Requirement - Exact copies of all the records are the expected output.

Records for this exercise -
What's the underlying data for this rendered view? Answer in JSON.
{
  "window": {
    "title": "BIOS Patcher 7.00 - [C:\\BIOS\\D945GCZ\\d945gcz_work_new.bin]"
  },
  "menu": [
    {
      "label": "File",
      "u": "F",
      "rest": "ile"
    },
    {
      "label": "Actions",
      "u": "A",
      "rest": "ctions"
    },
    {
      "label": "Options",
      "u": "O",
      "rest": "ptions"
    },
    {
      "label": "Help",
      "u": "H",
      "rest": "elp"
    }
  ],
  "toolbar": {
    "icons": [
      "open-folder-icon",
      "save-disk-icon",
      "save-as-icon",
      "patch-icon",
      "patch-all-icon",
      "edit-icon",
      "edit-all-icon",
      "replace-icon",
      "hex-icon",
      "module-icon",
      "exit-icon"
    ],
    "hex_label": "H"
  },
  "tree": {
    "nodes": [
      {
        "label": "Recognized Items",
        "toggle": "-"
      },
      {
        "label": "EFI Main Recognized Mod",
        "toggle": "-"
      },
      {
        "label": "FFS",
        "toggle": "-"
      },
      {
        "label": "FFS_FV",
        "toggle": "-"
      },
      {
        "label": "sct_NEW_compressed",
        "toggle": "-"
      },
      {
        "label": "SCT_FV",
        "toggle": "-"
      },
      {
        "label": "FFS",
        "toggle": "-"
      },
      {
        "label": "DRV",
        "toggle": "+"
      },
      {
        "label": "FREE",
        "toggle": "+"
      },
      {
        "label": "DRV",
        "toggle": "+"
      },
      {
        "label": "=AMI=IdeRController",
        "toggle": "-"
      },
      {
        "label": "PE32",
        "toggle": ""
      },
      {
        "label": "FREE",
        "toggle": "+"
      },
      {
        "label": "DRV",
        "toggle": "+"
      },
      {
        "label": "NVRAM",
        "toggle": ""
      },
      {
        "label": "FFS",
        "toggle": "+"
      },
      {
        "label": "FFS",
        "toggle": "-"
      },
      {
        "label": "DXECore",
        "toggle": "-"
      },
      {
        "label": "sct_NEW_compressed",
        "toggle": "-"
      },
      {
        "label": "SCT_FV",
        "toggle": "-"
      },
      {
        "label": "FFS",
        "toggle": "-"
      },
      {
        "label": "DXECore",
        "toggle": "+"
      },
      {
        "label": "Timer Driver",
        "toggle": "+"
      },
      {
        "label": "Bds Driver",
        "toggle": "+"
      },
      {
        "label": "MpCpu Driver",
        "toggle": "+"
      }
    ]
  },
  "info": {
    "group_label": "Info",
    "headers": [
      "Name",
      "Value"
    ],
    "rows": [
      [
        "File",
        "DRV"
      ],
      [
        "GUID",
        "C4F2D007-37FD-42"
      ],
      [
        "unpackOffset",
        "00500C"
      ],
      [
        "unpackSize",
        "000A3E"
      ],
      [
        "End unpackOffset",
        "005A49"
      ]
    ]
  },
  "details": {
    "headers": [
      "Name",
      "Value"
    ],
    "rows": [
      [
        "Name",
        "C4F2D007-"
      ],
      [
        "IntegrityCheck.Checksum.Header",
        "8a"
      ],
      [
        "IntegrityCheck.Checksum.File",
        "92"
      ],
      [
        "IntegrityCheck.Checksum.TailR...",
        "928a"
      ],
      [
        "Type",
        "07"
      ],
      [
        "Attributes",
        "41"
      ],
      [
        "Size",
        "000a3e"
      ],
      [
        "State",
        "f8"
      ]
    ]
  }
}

Output -
What's the underlying data for this rendered view? Answer in JSON.
{
  "window": {
    "title": "BIOS Patcher 7.00 - [C:\\BIOS\\D945GCZ\\d945gcz_work_new.bin]"
  },
  "menu": [
    {
      "label": "File",
      "u": "F",
      "rest": "ile"
    },
    {
      "label": "Actions",
      "u": "A",
      "rest": "ctions"
    },
    {
      "label": "Options",
      "u": "O",
      "rest": "ptions"
    },
    {
      "label": "Help",
      "u": "H",
      "rest": "elp"
    }
  ],
  "toolbar": {
    "icons": [
      "open-folder-icon",
      "save-disk-icon",
      "save-as-icon",
      "patch-icon",
      "patch-all-icon",
      "edit-icon",
      "edit-all-icon",
      "replace-icon",
      "hex-icon",
      "module-icon",
      "exit-icon"
    ],
    "hex_label": "H"
  },
  "tree": {
    "nodes": [
      {
        "label": "Recognized Items",
        "toggle": "-"
      },
      {
        "label": "EFI Main Recognized Mod",
        "toggle": "-"
      },
      {
        "label": "FFS",
        "toggle": "-"
      },
      {
        "label": "FFS_FV",
        "toggle": "-"
      },
      {
        "label": "sct_NEW_compressed",
        "toggle": "-"
      },
      {
        "label": "SCT_FV",
        "toggle": "-"
      },
      {
        "label": "FFS",
        "toggle": "-"
      },
      {
        "label": "DRV",
        "toggle": "+"
      },
      {
        "label": "FREE",
        "toggle": "+"
      },
      {
        "label": "DRV",
        "toggle": "+"
      },
      {
        "label": "=AMI=IdeRController",
        "toggle": "-"
      },
      {
        "label": "PE32",
        "toggle": ""
      },
      {
        "label": "FREE",
        "toggle": "+"
      },
      {
        "label": "DRV",
        "toggle": "+"
      },
      {
        "label": "NVRAM",
        "toggle": ""
      },
      {
        "label": "FFS",
        "toggle": "+"
      },
      {
        "label": "FFS",
        "toggle": "-"
      },
      {
        "label": "DXECore",
        "toggle": "-"
      },
      {
        "label": "sct_NEW_compressed",
        "toggle": "-"
      },
      {
        "label": "SCT_FV",
        "toggle": "-"
      },
      {
        "label": "FFS",
        "toggle": "-"
      },
      {
        "label": "DXECore",
        "toggle": "+"
      },
      {
        "label": "Timer Driver",
        "toggle": "+"
      },
      {
        "label": "Bds Driver",
        "toggle": "+"
      },
      {
        "label": "MpCpu Driver",
        "toggle": "+"
      }
    ]
  },
  "info": {
    "group_label": "Info",
    "headers": [
      "Name",
      "Value"
    ],
    "rows": [
      [
        "File",
        "DRV"
      ],
      [
        "GUID",
        "C4F2D007-37FD-42"
      ],
      [
        "unpackOffset",
        "00500C"
      ],
      [
        "unpackSize",
        "000A3E"
      ],
      [
        "End unpackOffset",
        "005A49"
      ]
    ]
  },
  "details": {
    "headers": [
      "Name",
      "Value"
    ],
    "rows": [
      [
        "Name",
        "C4F2D007-"
      ],
      [
        "IntegrityCheck.Checksum.Header",
        "8a"
      ],
      [
        "IntegrityCheck.Checksum.File",
        "92"
      ],
      [
        "IntegrityCheck.Checksum.TailR...",
        "928a"
      ],
      [
        "Type",
        "07"
      ],
      [
        "Attributes",
        "41"
      ],
      [
        "Size",
        "000a3e"
      ],
      [
        "State",
        "f8"
      ]
    ]
  }
}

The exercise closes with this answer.